11. Snow Crash, by Neal Stephenson (read). I think Cryptonomicon is really Neal's geek novel, but since it's listed too, I won't argue. Neal's whole style fits this sort of list.

12. Watchmen, by Alan Moore and Dave Gibbons (read). Absolutely. This is the quintessential superhero story with adult depth, and summed up everything that was good and bad about the genre for many of us. One of the best graphic novels ever written.

13. Cryptonomicon, by Neal Stephenson (read). Definitely.

14. Consider Phlebas, by Iain M. Banks (read). What a bizarre choice. Sure, it's the first Culture novel (and the Culture belongs on this list, given that it's a UK list), but it's an indifferent if competent space opera. The Player of Games is much more of a geek novel; it's all about wargaming, for heaven's sake.

15. Stranger in a Strange Land, by Robert A. Heinlein (read). One can quibble about the best choice of Heinlein, but this will do as well as anything else. And it has grok, which is important. Still, I wonder if a juvenile wouldn't have fit better.

16. The Man in the High Castle, by Philip K. Dick (read). Important and influential I'll buy, and vital to the history of SF certainly, but geek novel? I don't get it.

17. American Gods, by Neil Gaiman (read). Er, no. Don't get me wrong; it's a great book. But it's not a geek book particularly. Gaiman's Sandman series would be a much better choice.

18. The Diamond Age, by Neal Stephenson (read). Lots of Neal, maybe more than warranted, but he is definitely a geek writer. And who can resist the towers of Turing.

19. The Illuminatus! Trilogy, by Robert Shea and Robert Anton Wilson (not read). I've heard of this one but never read it. Still, doesn't seem too far out of line.

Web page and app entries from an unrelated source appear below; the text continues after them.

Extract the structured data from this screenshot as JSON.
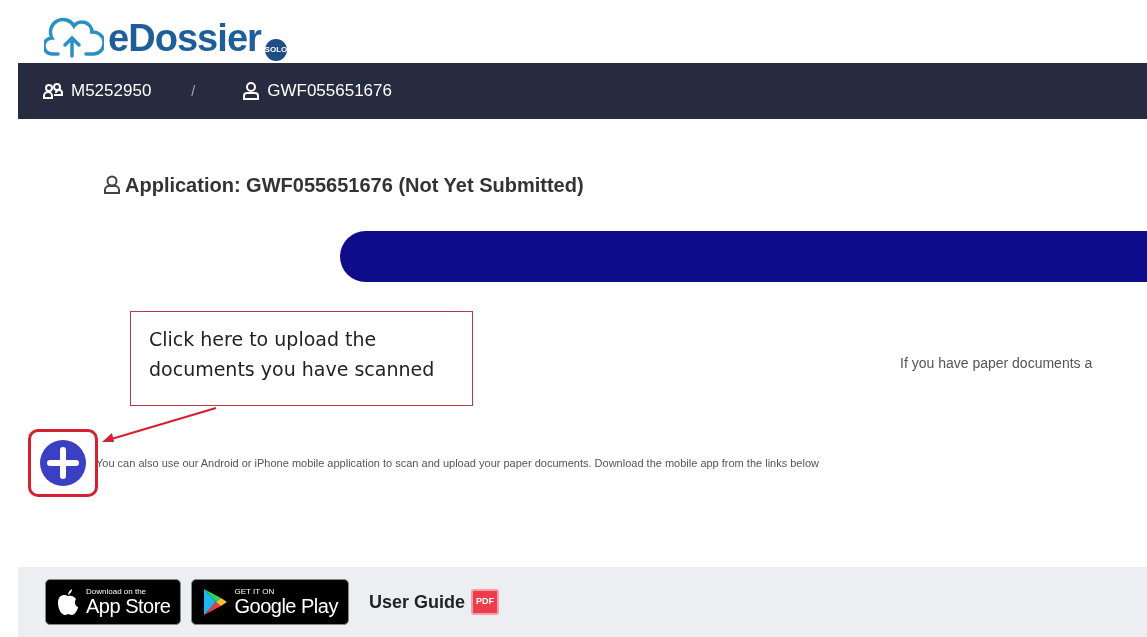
{
  "logo": {
    "text": "eDossier",
    "badge": "SOLO"
  },
  "breadcrumb": [
    {
      "kind": "group",
      "label": "M5252950"
    },
    {
      "kind": "separator",
      "label": "/"
    },
    {
      "kind": "person",
      "label": "GWF055651676"
    }
  ],
  "application_title": "Application: GWF055651676 (Not Yet Submitted)",
  "callout": {
    "text": "Click here to upload the documents you have scanned"
  },
  "paper_note": "If you have paper documents a",
  "mobile_note": "You can also use our Android or iPhone mobile application to scan and upload your paper documents. Download the mobile app from the links below",
  "footer": {
    "stores": [
      {
        "kind": "apple",
        "small": "Download on the",
        "big": "App Store"
      },
      {
        "kind": "google",
        "small": "GET IT ON",
        "big": "Google Play"
      }
    ],
    "user_guide": "User Guide",
    "pdf_badge": "PDF"
  }
}
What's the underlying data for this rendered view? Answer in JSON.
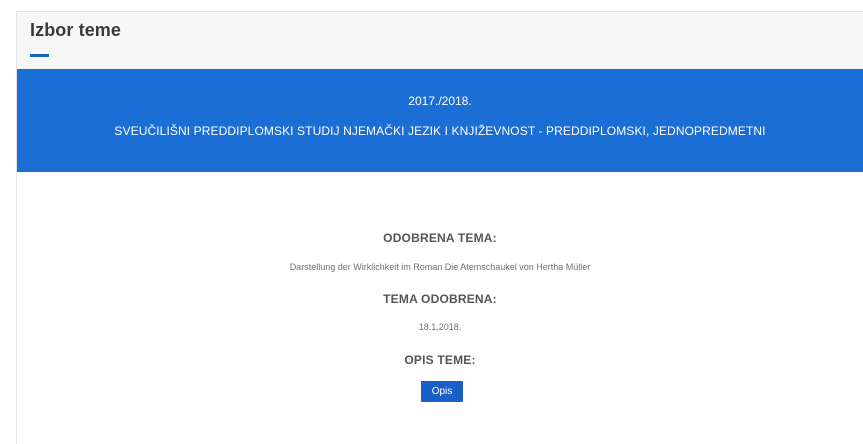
{
  "header": {
    "title": "Izbor teme"
  },
  "banner": {
    "year": "2017./2018.",
    "program": "SVEUČILIŠNI PREDDIPLOMSKI STUDIJ NJEMAČKI JEZIK I KNJIŽEVNOST - PREDDIPLOMSKI, JEDNOPREDMETNI"
  },
  "topic": {
    "approved_topic_label": "ODOBRENA TEMA:",
    "approved_topic_value": "Darstellung der Wirklichkeit im Roman Die Atemschaukel von Hertha Müller",
    "approved_date_label": "TEMA ODOBRENA:",
    "approved_date_value": "18.1.2018.",
    "description_label": "OPIS TEME:",
    "description_button": "Opis"
  },
  "colors": {
    "accent": "#1a6ed6",
    "button": "#1a5fc4",
    "header_bg": "#f7f7f7"
  }
}
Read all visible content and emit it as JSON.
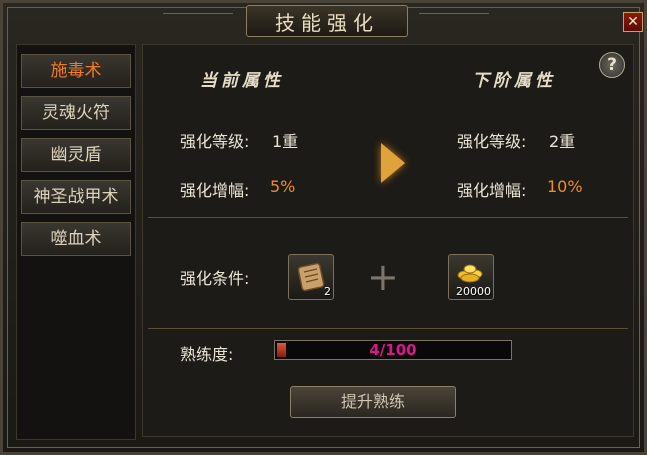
{
  "window": {
    "title": "技能强化",
    "close_glyph": "✕"
  },
  "sidebar": {
    "items": [
      {
        "label": "施毒术",
        "active": true
      },
      {
        "label": "灵魂火符",
        "active": false
      },
      {
        "label": "幽灵盾",
        "active": false
      },
      {
        "label": "神圣战甲术",
        "active": false
      },
      {
        "label": "噬血术",
        "active": false
      }
    ]
  },
  "help_glyph": "?",
  "current": {
    "header": "当前属性",
    "level_label": "强化等级:",
    "level_value": "1重",
    "boost_label": "强化增幅:",
    "boost_value": "5%"
  },
  "next": {
    "header": "下阶属性",
    "level_label": "强化等级:",
    "level_value": "2重",
    "boost_label": "强化增幅:",
    "boost_value": "10%"
  },
  "conditions": {
    "label": "强化条件:",
    "plus_glyph": "+",
    "items": [
      {
        "icon": "scroll-icon",
        "qty": "2"
      },
      {
        "icon": "gold-coins-icon",
        "qty": "20000"
      }
    ]
  },
  "proficiency": {
    "label": "熟练度:",
    "text": "4/100",
    "current": 4,
    "max": 100
  },
  "upgrade_button": "提升熟练",
  "colors": {
    "accent": "#f08c2a",
    "active_tab": "#f07a2a",
    "progress_text": "#e0148c"
  }
}
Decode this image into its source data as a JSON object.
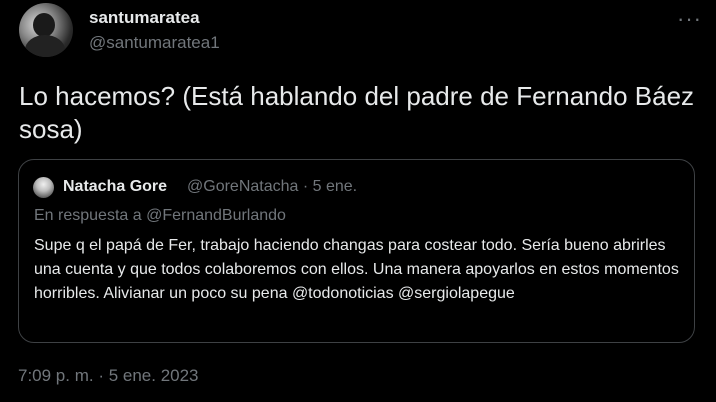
{
  "author": {
    "display_name": "santumaratea",
    "handle": "@santumaratea1"
  },
  "more_icon": "more-horizontal-icon",
  "tweet": {
    "text": "Lo hacemos? (Está hablando del padre de Fernando Báez sosa)",
    "timestamp": "7:09 p. m. · 5 ene. 2023"
  },
  "quoted_tweet": {
    "display_name": "Natacha Gore",
    "meta": "@GoreNatacha · 5 ene.",
    "reply_to": "En respuesta a @FernandBurlando",
    "text": "Supe q el papá de Fer, trabajo haciendo changas para costear todo. Sería bueno abrirles una cuenta y que todos colaboremos con ellos. Una manera apoyarlos en estos momentos horribles. Alivianar un poco su pena @todonoticias @sergiolapegue"
  },
  "colors": {
    "background": "#000000",
    "primary_text": "#e7e9ea",
    "secondary_text": "#71767b",
    "border": "#3e4144"
  }
}
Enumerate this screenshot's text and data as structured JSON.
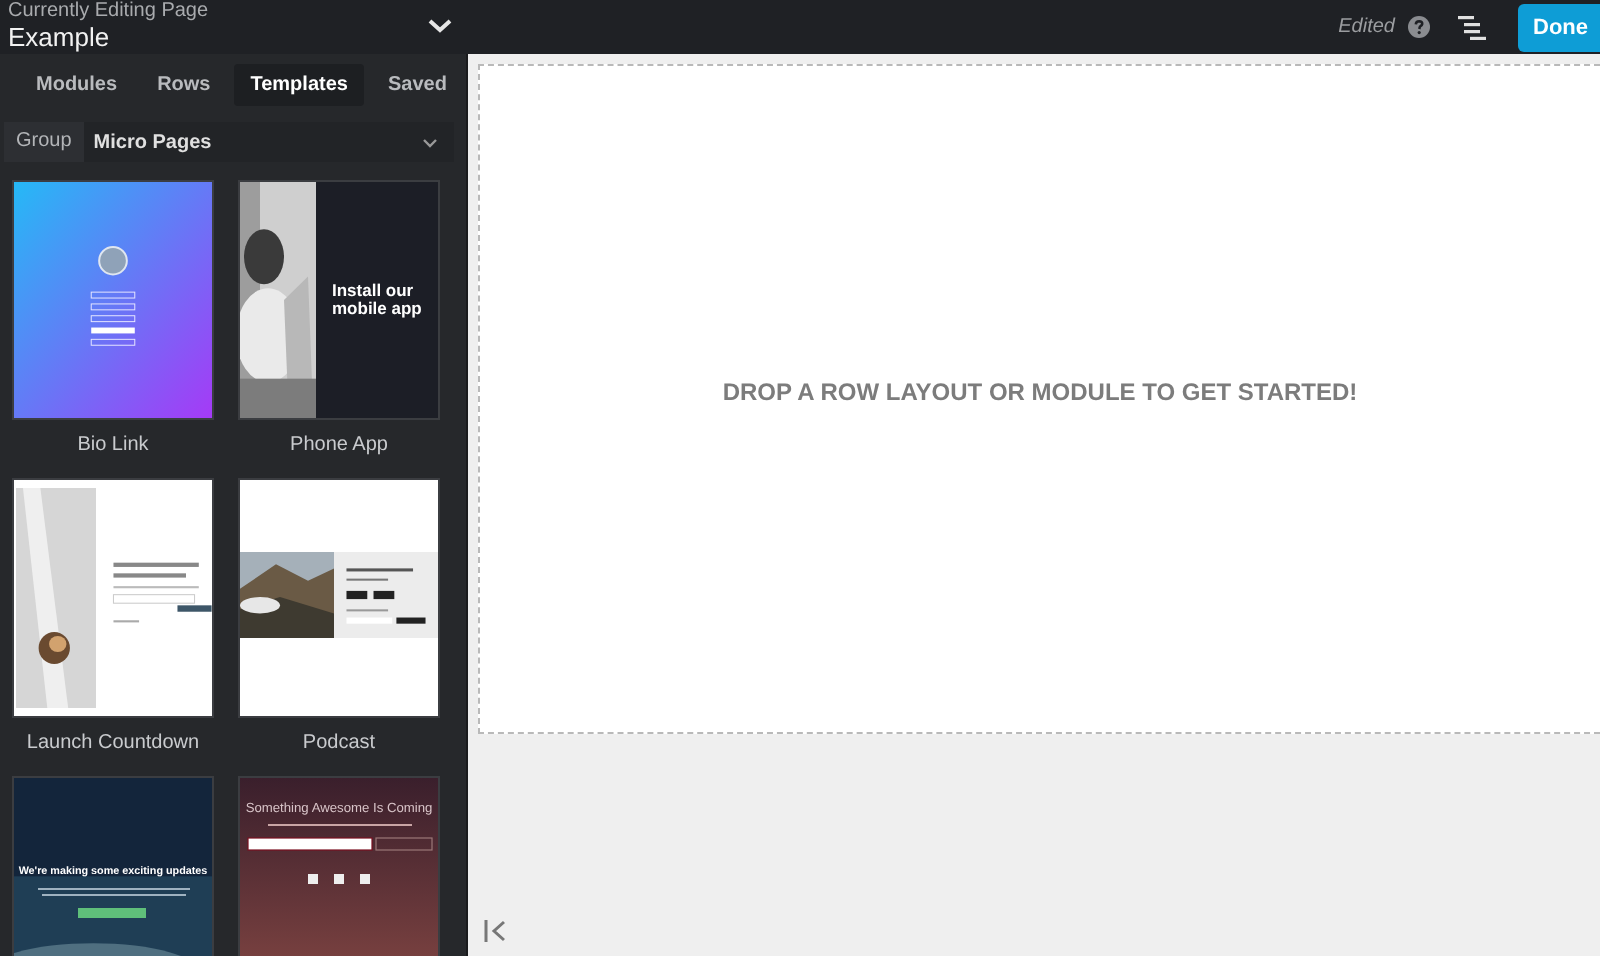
{
  "header": {
    "subtitle": "Currently Editing Page",
    "title": "Example"
  },
  "toolbar": {
    "status": "Edited",
    "done": "Done"
  },
  "tabs": [
    {
      "label": "Modules",
      "selected": false
    },
    {
      "label": "Rows",
      "selected": false
    },
    {
      "label": "Templates",
      "selected": true
    },
    {
      "label": "Saved",
      "selected": false
    }
  ],
  "filter": {
    "label": "Group",
    "value": "Micro Pages"
  },
  "templates": [
    {
      "name": "Bio Link",
      "kind": "bio"
    },
    {
      "name": "Phone App",
      "kind": "phone",
      "headline": "Install our mobile app"
    },
    {
      "name": "Launch Countdown",
      "kind": "countdown"
    },
    {
      "name": "Podcast",
      "kind": "podcast"
    },
    {
      "kind": "updates",
      "headline": "We're making some exciting updates"
    },
    {
      "kind": "coming",
      "headline": "Something Awesome Is Coming"
    }
  ],
  "canvas": {
    "message": "DROP A ROW LAYOUT OR MODULE TO GET STARTED!"
  }
}
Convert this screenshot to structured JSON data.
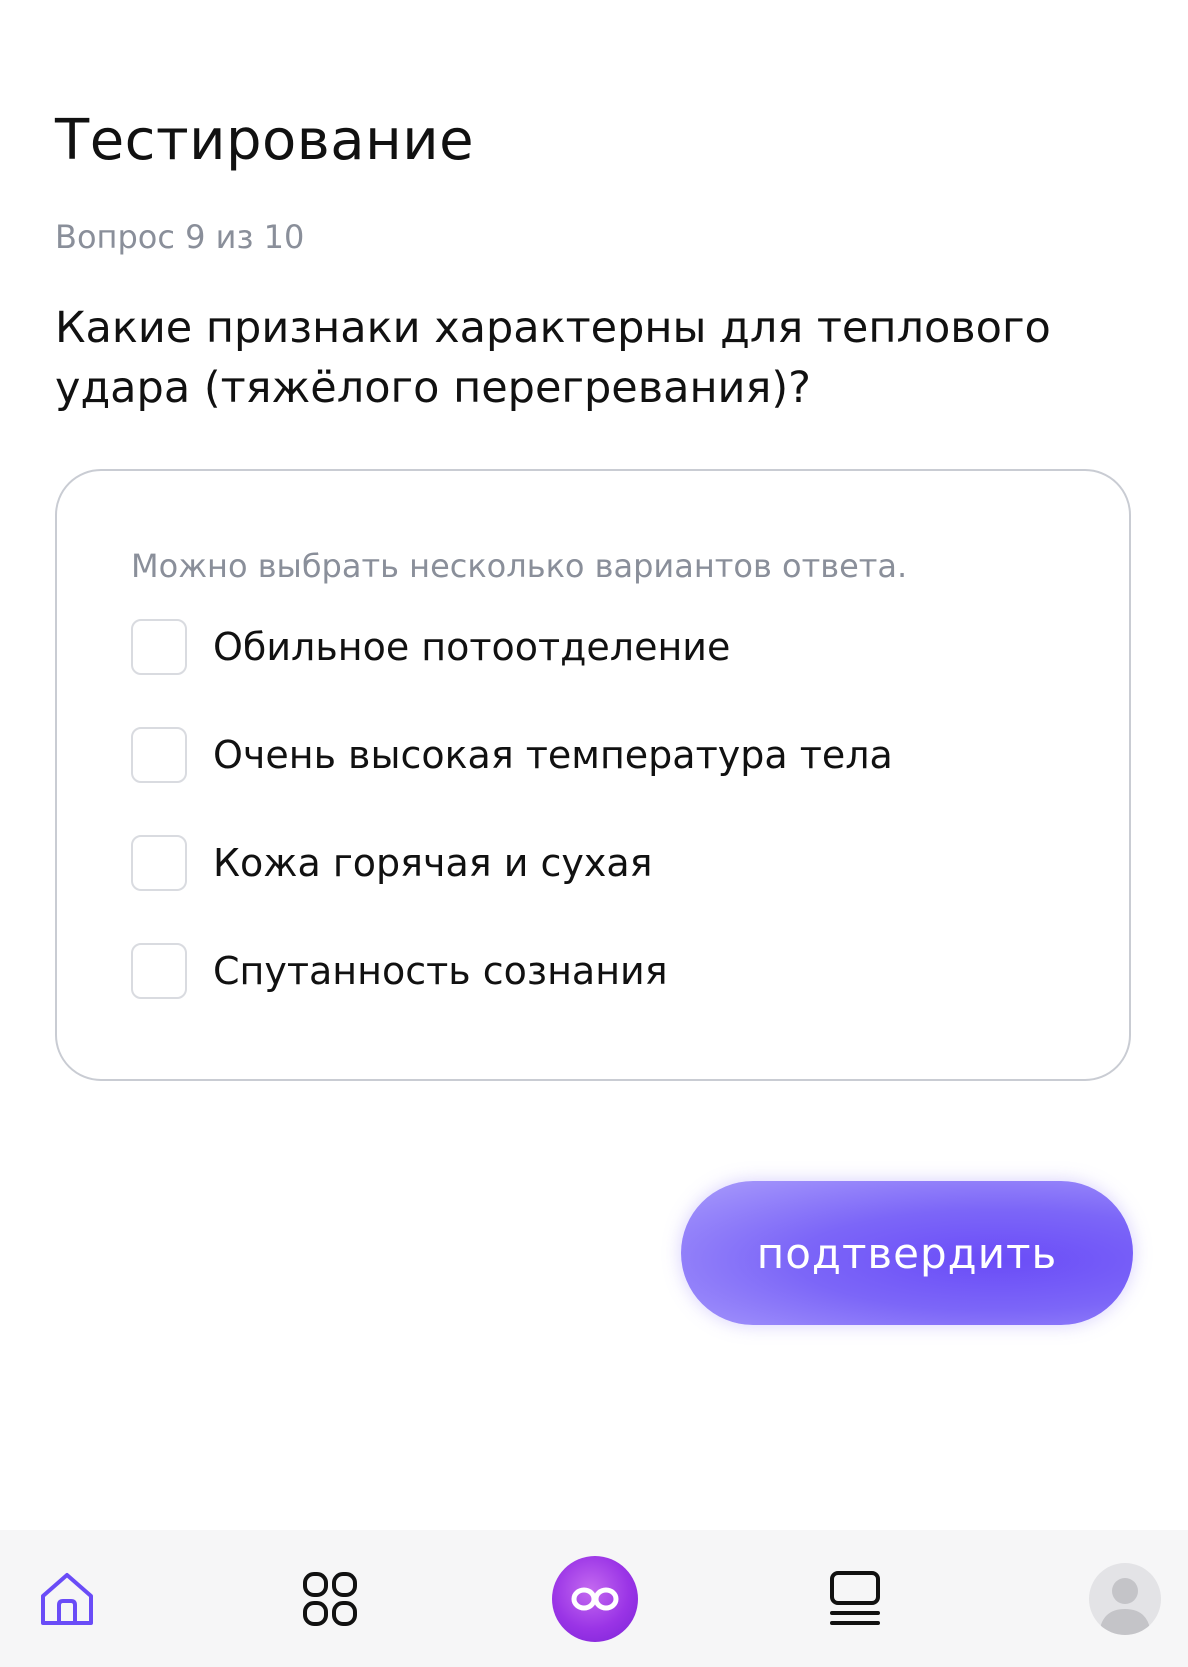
{
  "header": {
    "title": "Тестирование",
    "counter": "Вопрос 9 из 10"
  },
  "question": {
    "text": "Какие признаки характерны для теплового удара (тяжёлого перегревания)?",
    "hint": "Можно выбрать несколько вариантов ответа.",
    "options": [
      {
        "label": "Обильное потоотделение",
        "checked": false
      },
      {
        "label": "Очень высокая температура тела",
        "checked": false
      },
      {
        "label": "Кожа горячая и сухая",
        "checked": false
      },
      {
        "label": "Спутанность сознания",
        "checked": false
      }
    ]
  },
  "actions": {
    "confirm_label": "подтвердить"
  },
  "bottom_nav": {
    "items": [
      {
        "icon": "home-icon",
        "active": true
      },
      {
        "icon": "grid-icon",
        "active": false
      },
      {
        "icon": "infinity-icon",
        "active": false
      },
      {
        "icon": "feed-icon",
        "active": false
      },
      {
        "icon": "profile-icon",
        "active": false
      }
    ]
  },
  "colors": {
    "accent": "#6a4cf7",
    "accent_light": "#a99cfb",
    "assistant": "#9a34e6",
    "muted_text": "#8a8f9a",
    "card_border": "#c9ccd3"
  }
}
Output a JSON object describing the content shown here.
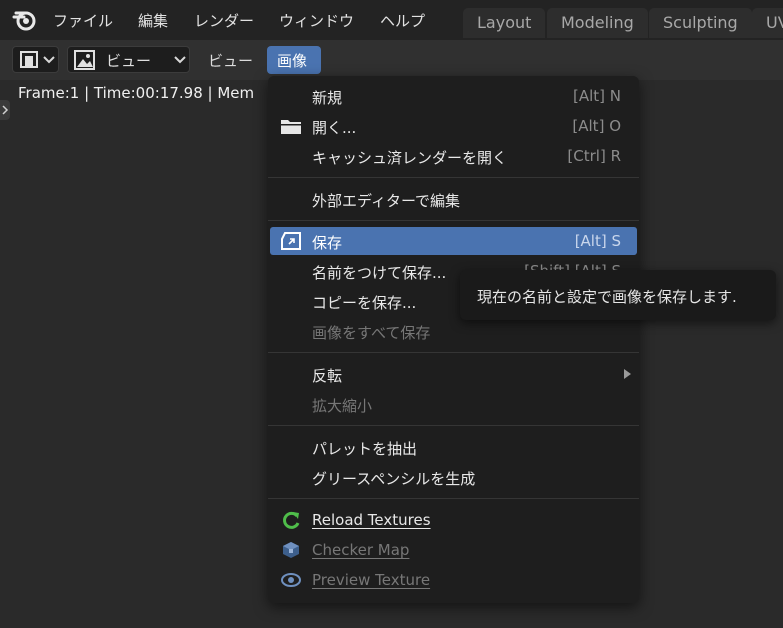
{
  "menubar": {
    "items": [
      "ファイル",
      "編集",
      "レンダー",
      "ウィンドウ",
      "ヘルプ"
    ]
  },
  "workspace_tabs": [
    "Layout",
    "Modeling",
    "Sculpting",
    "UV"
  ],
  "header": {
    "view_dropdown": "ビュー",
    "view_menu": "ビュー",
    "image_menu": "画像"
  },
  "viewport": {
    "stats": "Frame:1 | Time:00:17.98 | Mem"
  },
  "image_menu": {
    "items": [
      {
        "label": "新規",
        "shortcut": "[Alt] N"
      },
      {
        "label": "開く...",
        "shortcut": "[Alt] O",
        "icon": "folder-icon"
      },
      {
        "label": "キャッシュ済レンダーを開く",
        "shortcut": "[Ctrl] R"
      },
      {
        "label": "外部エディターで編集",
        "shortcut": ""
      },
      {
        "label": "保存",
        "shortcut": "[Alt] S",
        "icon": "save-icon",
        "highlighted": true
      },
      {
        "label": "名前をつけて保存...",
        "shortcut": "[Shift] [Alt] S"
      },
      {
        "label": "コピーを保存...",
        "shortcut": ""
      },
      {
        "label": "画像をすべて保存",
        "shortcut": "",
        "disabled": true
      },
      {
        "label": "反転",
        "shortcut": "",
        "submenu": true
      },
      {
        "label": "拡大縮小",
        "shortcut": "",
        "disabled": true
      },
      {
        "label": "パレットを抽出",
        "shortcut": ""
      },
      {
        "label": "グリースペンシルを生成",
        "shortcut": ""
      },
      {
        "label": "Reload Textures",
        "shortcut": "",
        "icon": "reload-icon"
      },
      {
        "label": "Checker Map",
        "shortcut": "",
        "icon": "checker-map-icon",
        "disabled": true
      },
      {
        "label": "Preview Texture",
        "shortcut": "",
        "icon": "preview-eye-icon",
        "disabled": true
      }
    ]
  },
  "tooltip": {
    "text": "現在の名前と設定で画像を保存します."
  },
  "colors": {
    "accent": "#4a73b0",
    "menu_bg": "#1e1e1e",
    "reload_green": "#4fbd4a"
  }
}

20. Trouble with Lichen, by John Wyndham (not read). Oh, yeah, this is a UK list. (Wyndham is virtually unknown in the States, but extremely important in the UK. I've only heard of his The Day of the Triffids.)

What's missing? Well, The Lord of the Rings, obviously, which is a bizarre omission even if it's not a book about technology (neither is American Gods, I'll point out). Possibly 2001 ("what are you doing, Dave?"), but realistically that was the movie, not the book. I'd make a pitch for Vinge's "True Names," but it's a short story and therefore not eligible. Everything else seems at least arguable to me, which means it's not a bad list at all.

Posted: 2005-11-16 22:12 — Why no comments?

I would include Catch-22, and certainly Lord of the Rings. Neverwhere might also be a better Gaiman choice for the overall feel of this list than American Gods.

Posted by jon at 2005-11-17 09:13

I agree with Catch-22. The catch is something that will resonate with geeks.

Microserfs is specifically about people working for Microsoft. The excerpt i read in Wired long ago was very dull. I also hated "Generation X", so i'm guessing that Coupland is not my cup of tea.

As for Pratchett books, "Going Postal" is much much much geekier than TCoM, or any other of his books, really. Highly, highly recommended.

Since 2001 movie and book were created approximately simultaneously, i think it counts.

Something by Niven should be on the list, because it gave us Finagle's Law and a slew of Murphy's Law-related aphorisms, even if they're not properly novels.

Posted by rone at 2005-11-17 14:09

my comments about the list are spread all over LJ, and i don't feel like repeating myself, and can't link to them, so i'll send them to you in IM. yeah, those are some odd choices; i'd argue more with the specifics than with the authors.

bladerunner has very little to do with the novel, but yeah, i wonder the same.

lichen is much less appropriate than day of the triffids. also not as good.

i can send you microserfs. definitely worth reading for the sense of time and place (fictional microsoft employees with their own startup). contrary to rone i really like coupland.

i think 1984 and brave new world are on the list because in europe everyone has had to read them in high school. :)

Posted by piranha at 2005-11-17 17:41

You really should read Brave New World and Illuminatus, I both thought they were excellent. 1984 is something you probably should get around to reading, but I really didn't get a whole lot out of it since I'd already been immersed in references to it. Microserfs? ehn, that's so pre-bubble.

Posted by James Lick at 2005-11-19 07:20

Last spun 2013-10-05 from thread modified 2013-09-22